DE69233717D1 (en)  20080117  grant 
CA2112464A1 (en)  19930107  application 
US6172679B1 (en)  20010109  grant 
Similar Documents
Publication  Publication Date  Title 

Sander et al.  Silhouette clipping  
Lindstrom et al.  Imagedriven simplification  
Schaufler et al.  Conservative volumetric visibility with occluder fusion  
Mueller et al.  Highquality splatting on rectilinear grids with efficient culling of occluded voxels  
Westover  Footprint evaluation for volume rendering  
Amanatides et al.  A fast voxel traversal algorithm for ray tracing  
Haines et al.  The light buffer: A shadowtesting accelerator  
Yagel et al.  Discrete ray tracing  
Weghorst et al.  Improved computational methods for ray tracing  
US4928250A (en)  System for deriving radiation images  
Cohen‐Or et al.  Conservative visibility and strong occlusion for viewspace partitioning of densely occluded scenes  
US6081269A (en)  Image processing system and method for generating data representing a number of points in a threedimensional space from a plurality of twodimensional images of the space  
CohenOr et al.  A survey of visibility for walkthrough applications  
US6559843B1 (en)  Segmented ray casting data parallel volume rendering  
McCool  Shadow volume reconstruction from depth maps  
US5544283A (en)  Method and apparatus for realtime volume rendering from an arbitrary viewing direction  
Arvo et al.  A survey of ray tracing acceleration techniques  
Govindaraju et al.  CULLIDE: Interactive collision detection between complex models in large environments using graphics hardware  
US6342886B1 (en)  Method for interactively modeling graphical objects with linked and unlinked surface elements  
US6664961B2 (en)  Resample and composite engine for realtime volume rendering  
US5222202A (en)  Method and apparatus for visualization of isovalued surfaces  
US5307450A (en)  Zsubdivision for improved texture mapping  
Samet et al.  Hierarchical data structures and algorithms for computer graphics. II. Applications  
US6741247B1 (en)  Shading 3dimensional computer generated images  
US6285378B1 (en)  Method and apparatus for span and subspan sorting rendering system 
Legal Events
Date  Code  Title  Description 

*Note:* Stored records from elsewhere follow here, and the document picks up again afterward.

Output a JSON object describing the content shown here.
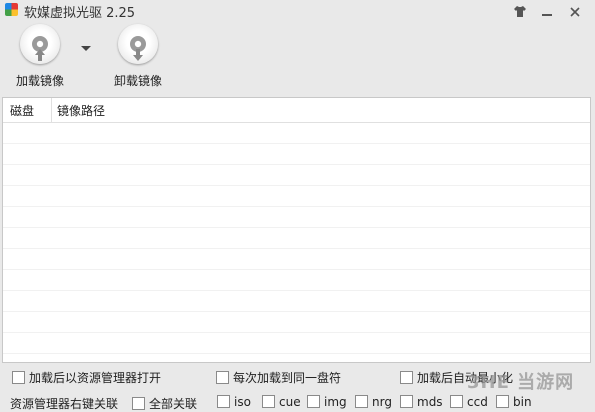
{
  "window": {
    "title": "软媒虚拟光驱 2.25"
  },
  "toolbar": {
    "mount_label": "加载镜像",
    "unmount_label": "卸载镜像"
  },
  "table": {
    "columns": [
      "磁盘",
      "镜像路径"
    ],
    "rows": []
  },
  "options": {
    "open_explorer_after_mount": "加载后以资源管理器打开",
    "same_drive_each_time": "每次加载到同一盘符",
    "auto_minimize_after_mount": "加载后自动最小化"
  },
  "associations": {
    "context_menu": "资源管理器右键关联",
    "all": "全部关联",
    "types": [
      "iso",
      "cue",
      "img",
      "nrg",
      "mds",
      "ccd",
      "bin"
    ]
  },
  "watermark": "3HE 当游网"
}
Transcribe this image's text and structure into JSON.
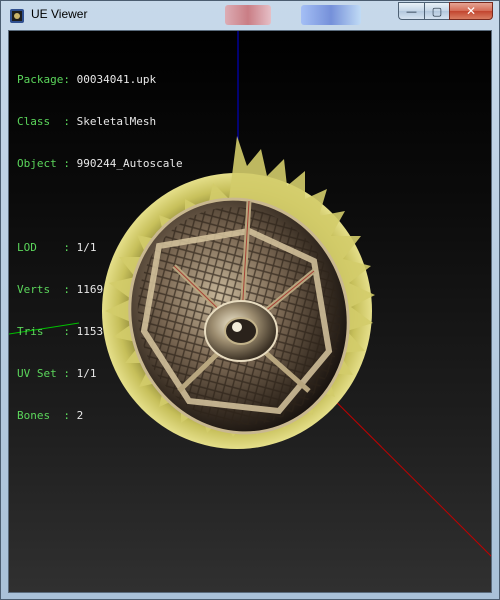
{
  "window": {
    "title": "UE Viewer",
    "controls": {
      "minimize": "—",
      "maximize": "▢",
      "close": "✕"
    }
  },
  "info": {
    "package": {
      "label": "Package:",
      "value": "00034041.upk"
    },
    "class": {
      "label": "Class  :",
      "value": "SkeletalMesh"
    },
    "object": {
      "label": "Object :",
      "value": "990244_Autoscale"
    },
    "lod": {
      "label": "LOD    :",
      "value": "1/1"
    },
    "verts": {
      "label": "Verts  :",
      "value": "1169"
    },
    "tris": {
      "label": "Tris   :",
      "value": "1153"
    },
    "uvset": {
      "label": "UV Set :",
      "value": "1/1"
    },
    "bones": {
      "label": "Bones  :",
      "value": "2"
    }
  },
  "colors": {
    "label_green": "#5bd65b",
    "axis_x": "#c00000",
    "axis_y": "#00c000",
    "axis_z": "#0000dd"
  },
  "icons": [
    "app-icon",
    "minimize-icon",
    "maximize-icon",
    "close-icon"
  ]
}
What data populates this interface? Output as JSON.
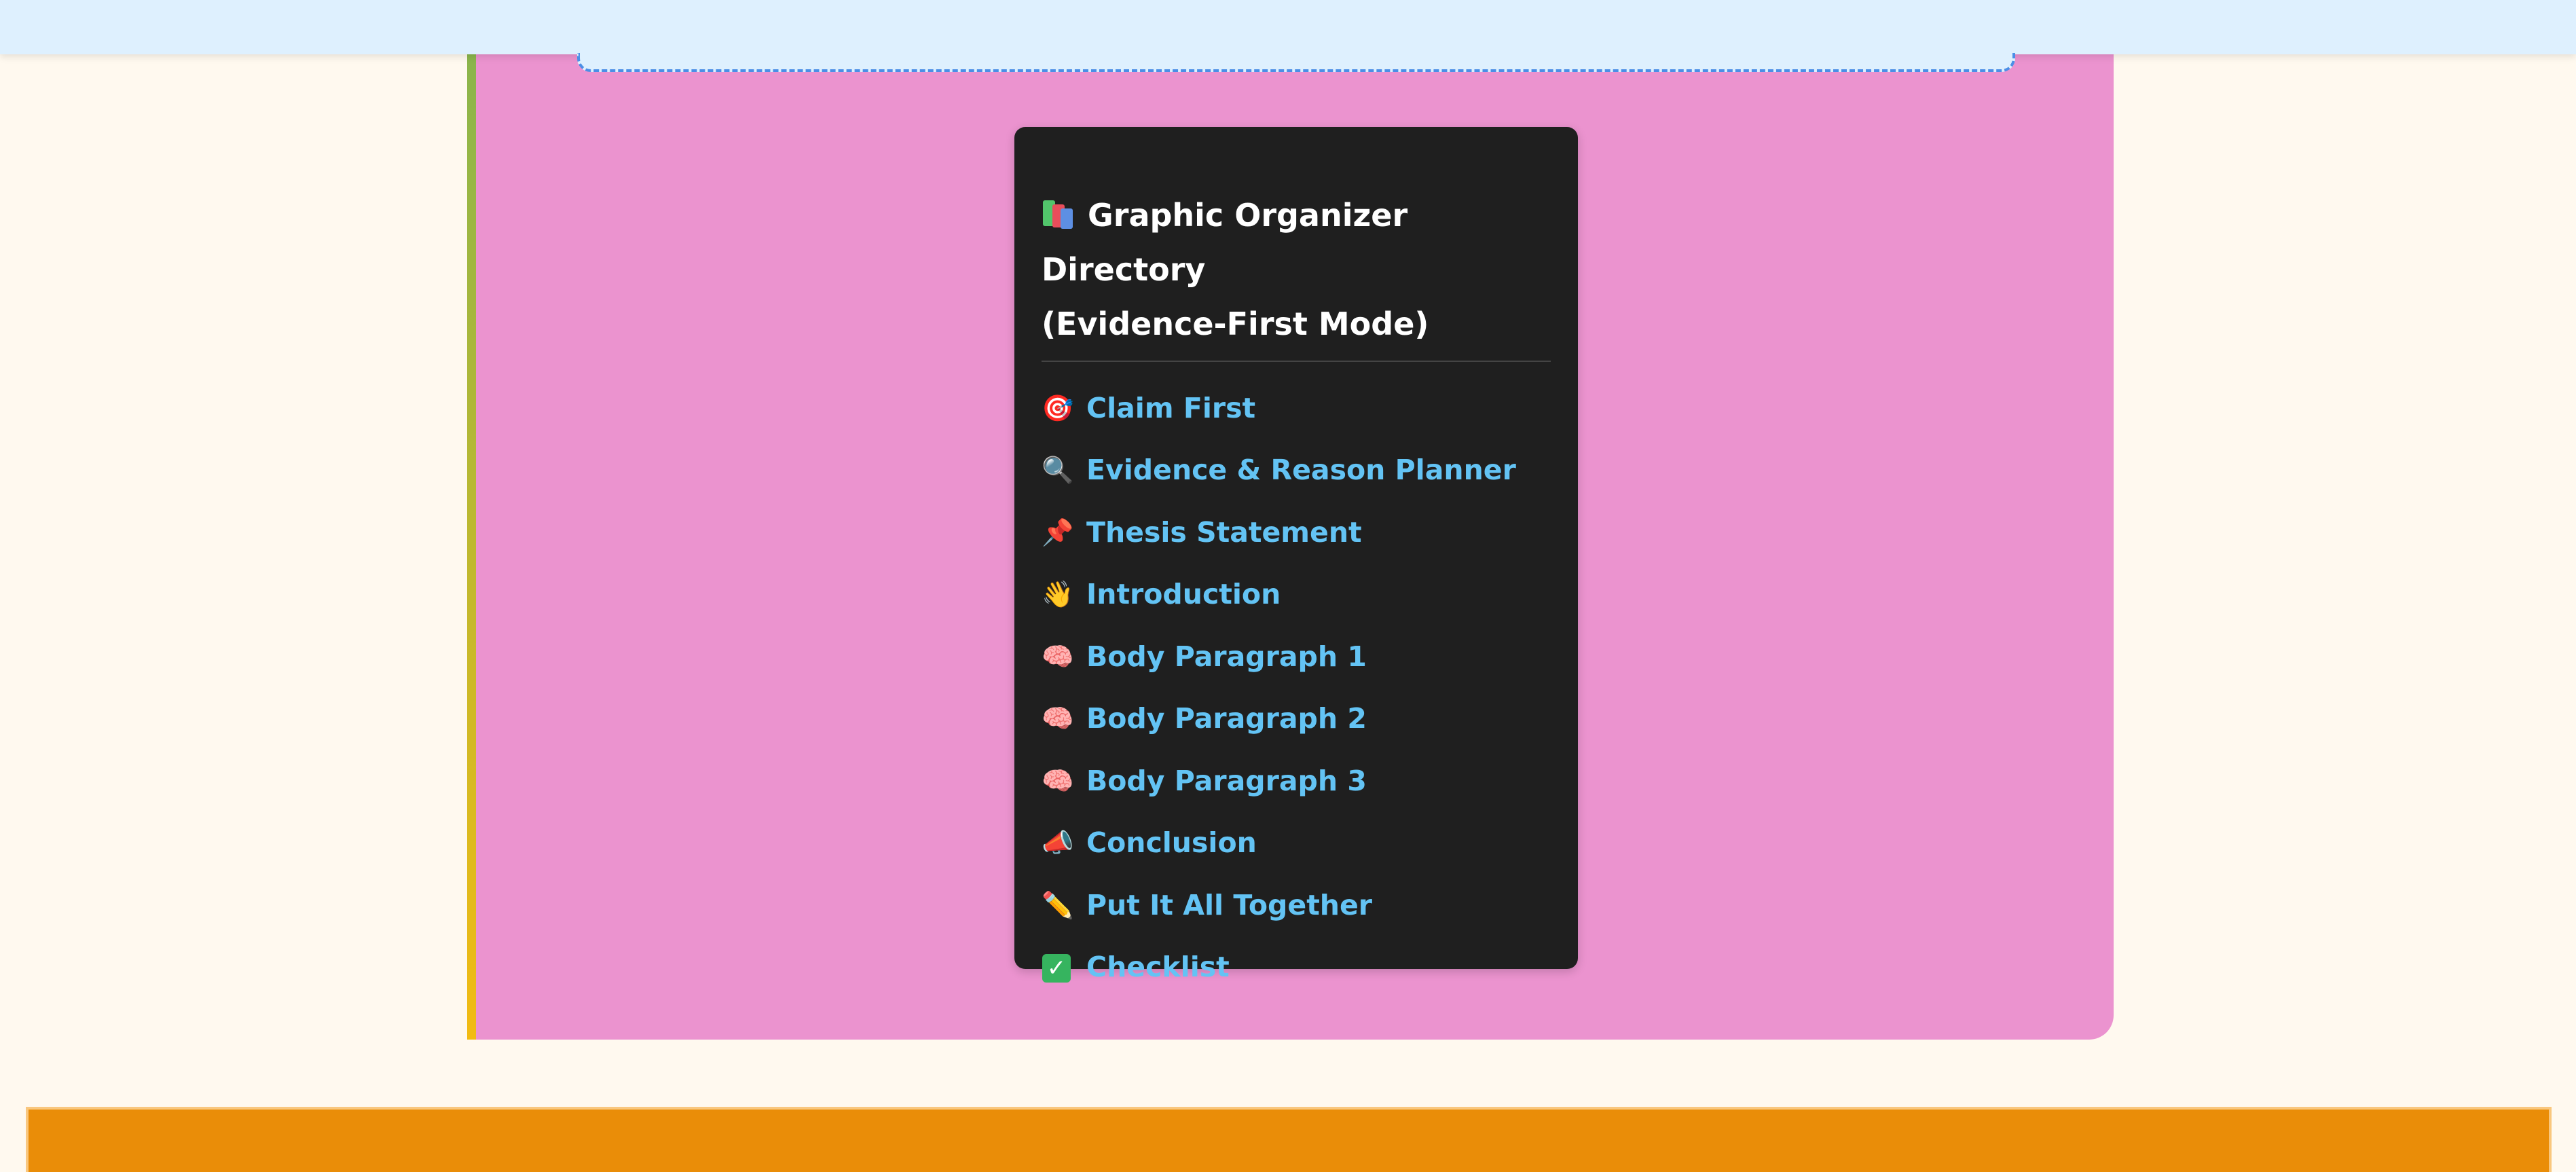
{
  "colors": {
    "page_bg": "#fff9ef",
    "top_bar_bg": "#def0fe",
    "tab_dash": "#4b8fe6",
    "panel_bg": "#eb93cf",
    "panel_stripe_top": "#8bb54c",
    "panel_stripe_bottom": "#f2bb13",
    "card_bg": "#1f1f1f",
    "title_text": "#ffffff",
    "link_text": "#63c3f4",
    "footer_bar": "#ea8d08"
  },
  "directory": {
    "title_icon": "books-icon",
    "title_line1": "Graphic Organizer Directory",
    "title_line2": "(Evidence-First Mode)",
    "items": [
      {
        "icon": "🎯",
        "icon_name": "target-icon",
        "label": "Claim First"
      },
      {
        "icon": "🔍",
        "icon_name": "magnifier-icon",
        "label": "Evidence & Reason Planner"
      },
      {
        "icon": "📌",
        "icon_name": "pushpin-icon",
        "label": "Thesis Statement"
      },
      {
        "icon": "👋",
        "icon_name": "waving-hand-icon",
        "label": "Introduction"
      },
      {
        "icon": "🧠",
        "icon_name": "brain-icon",
        "label": "Body Paragraph 1"
      },
      {
        "icon": "🧠",
        "icon_name": "brain-icon",
        "label": "Body Paragraph 2"
      },
      {
        "icon": "🧠",
        "icon_name": "brain-icon",
        "label": "Body Paragraph 3"
      },
      {
        "icon": "📣",
        "icon_name": "megaphone-icon",
        "label": "Conclusion"
      },
      {
        "icon": "✏️",
        "icon_name": "pencil-icon",
        "label": "Put It All Together"
      },
      {
        "icon": "✓",
        "icon_name": "checkmark-icon",
        "label": "Checklist"
      }
    ]
  }
}
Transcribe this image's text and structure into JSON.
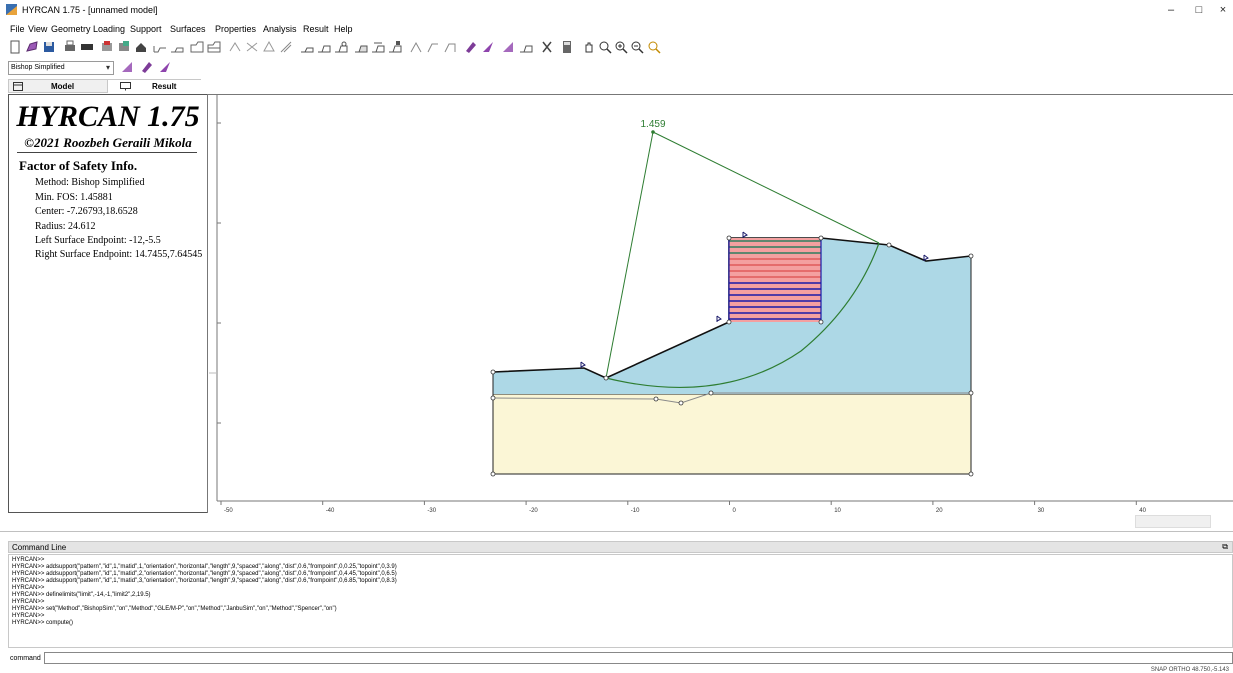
{
  "window": {
    "title": "HYRCAN 1.75 - [unnamed model]",
    "minimize": "–",
    "restore": "□",
    "close": "×"
  },
  "menu": [
    "File",
    "View",
    "Geometry",
    "Loading",
    "Support",
    "Surfaces",
    "Properties",
    "Analysis",
    "Result",
    "Help"
  ],
  "method_selector": {
    "value": "Bishop Simplified"
  },
  "tabs": {
    "model": "Model",
    "result": "Result"
  },
  "brand": {
    "title": "HYRCAN 1.75",
    "subtitle": "©2021 Roozbeh Geraili Mikola"
  },
  "fos_info": {
    "heading": "Factor of Safety Info.",
    "lines": [
      "Method: Bishop Simplified",
      "Min. FOS: 1.45881",
      "Center: -7.26793,18.6528",
      "Radius: 24.612",
      "Left Surface Endpoint: -12,-5.5",
      "Right Surface Endpoint: 14.7455,7.64545"
    ]
  },
  "canvas": {
    "fos_label": "1.459",
    "x_ticks": [
      "-50",
      "-40",
      "-30",
      "-20",
      "-10",
      "0",
      "10",
      "20",
      "30",
      "40"
    ],
    "colors": {
      "layer_upper": "#add8e6",
      "layer_lower": "#fbf6d6",
      "slip": "#2e7d32",
      "support_red": "#f08080",
      "support_blue": "#1a1aa8"
    }
  },
  "command": {
    "header": "Command Line",
    "label": "command",
    "history": [
      "HYRCAN>>",
      "HYRCAN>> addsupport(\"pattern\",\"id\",1,\"matid\",1,\"orientation\",\"horizontal\",\"length\",9,\"spaced\",\"along\",\"dist\",0.6,\"frompoint\",0,0.25,\"topoint\",0,3.9)",
      "HYRCAN>> addsupport(\"pattern\",\"id\",1,\"matid\",2,\"orientation\",\"horizontal\",\"length\",9,\"spaced\",\"along\",\"dist\",0.6,\"frompoint\",0,4.45,\"topoint\",0,6.5)",
      "HYRCAN>> addsupport(\"pattern\",\"id\",1,\"matid\",3,\"orientation\",\"horizontal\",\"length\",9,\"spaced\",\"along\",\"dist\",0.6,\"frompoint\",0,6.85,\"topoint\",0,8.3)",
      "HYRCAN>>",
      "HYRCAN>> definelimits(\"limit\",-14,-1,\"limit2\",2,19.5)",
      "HYRCAN>>",
      "HYRCAN>> set(\"Method\",\"BishopSim\",\"on\",\"Method\",\"GLE/M-P\",\"on\",\"Method\",\"JanbuSim\",\"on\",\"Method\",\"Spencer\",\"on\")",
      "HYRCAN>>",
      "HYRCAN>> compute()"
    ]
  },
  "status": {
    "text": "SNAP  ORTHO    48.750,-5.143"
  }
}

AS  Assignment 
Owner name: FUZZYSHARP TECHNOLOGIES INC., NEVADA Free format text: ASSIGNMENT OF ASSIGNORS INTEREST;ASSIGNOR:LIM, HONG LIP;REEL/FRAME:012252/0510 Effective date: 20011212 

FPAY  Fee payment 
Year of fee payment: 4 

FPAY  Fee payment 
Year of fee payment: 8 

FPAY  Fee payment 
Year of fee payment: 12